[Try it]: Count the lines in the records below that contain the word "approved", and give only that count.

** Opening Given data block **

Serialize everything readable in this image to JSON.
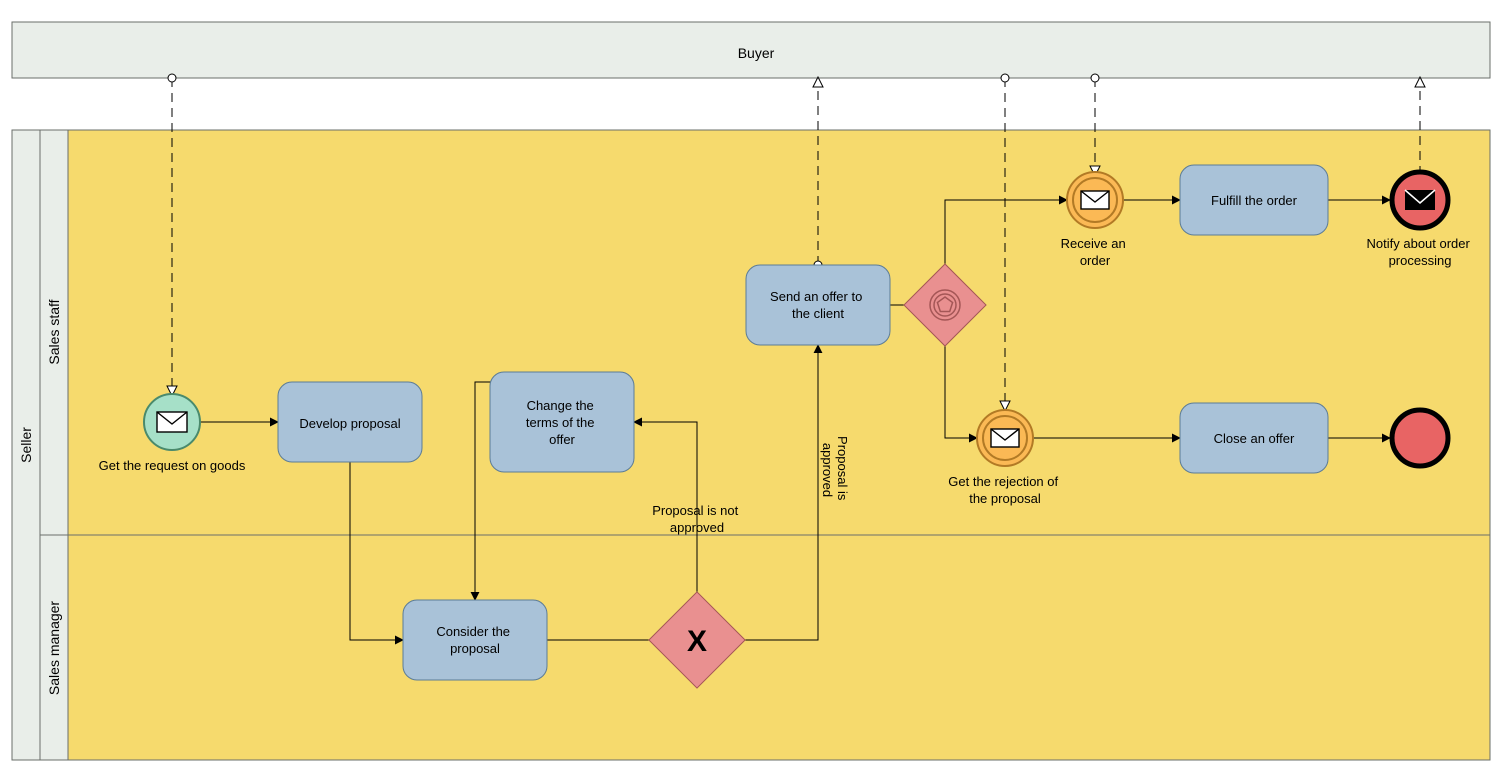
{
  "pool_buyer": "Buyer",
  "pool_seller": "Seller",
  "lane_sales_staff": "Sales staff",
  "lane_sales_manager": "Sales manager",
  "events": {
    "start": "Get the request on goods",
    "receive_order": "Receive an order",
    "get_rejection": "Get the rejection of the proposal",
    "notify_processing": "Notify about order processing"
  },
  "tasks": {
    "develop_proposal": "Develop proposal",
    "change_terms": "Change the terms of the offer",
    "consider_proposal": "Consider the proposal",
    "send_offer": "Send an offer to the client",
    "fulfill_order": "Fulfill the order",
    "close_offer": "Close an offer"
  },
  "labels": {
    "proposal_not_approved": "Proposal is not approved",
    "proposal_approved": "Proposal is approved"
  }
}
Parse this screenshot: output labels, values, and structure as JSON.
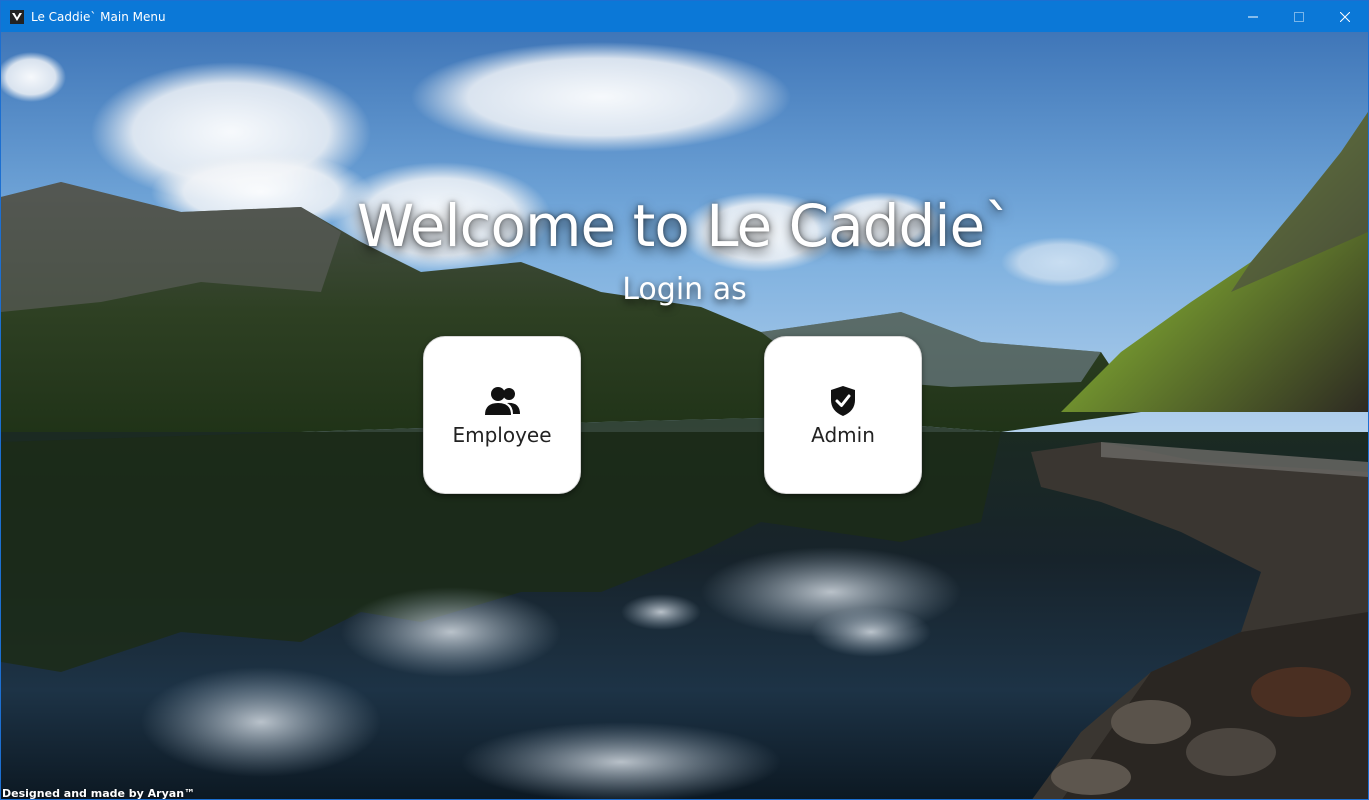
{
  "window": {
    "title": "Le Caddie` Main Menu",
    "titlebar_color": "#0b78d7"
  },
  "main": {
    "heading": "Welcome to Le Caddie`",
    "subheading": "Login as",
    "tiles": [
      {
        "label": "Employee",
        "icon": "users-icon"
      },
      {
        "label": "Admin",
        "icon": "shield-check-icon"
      }
    ]
  },
  "footer": {
    "credit": "Designed and made by Aryan™"
  },
  "background": {
    "scene": "mountain-lake-landscape",
    "sky_color": "#6fa4d8",
    "water_color": "#0f1e2a"
  }
}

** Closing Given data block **

[Task output]: 2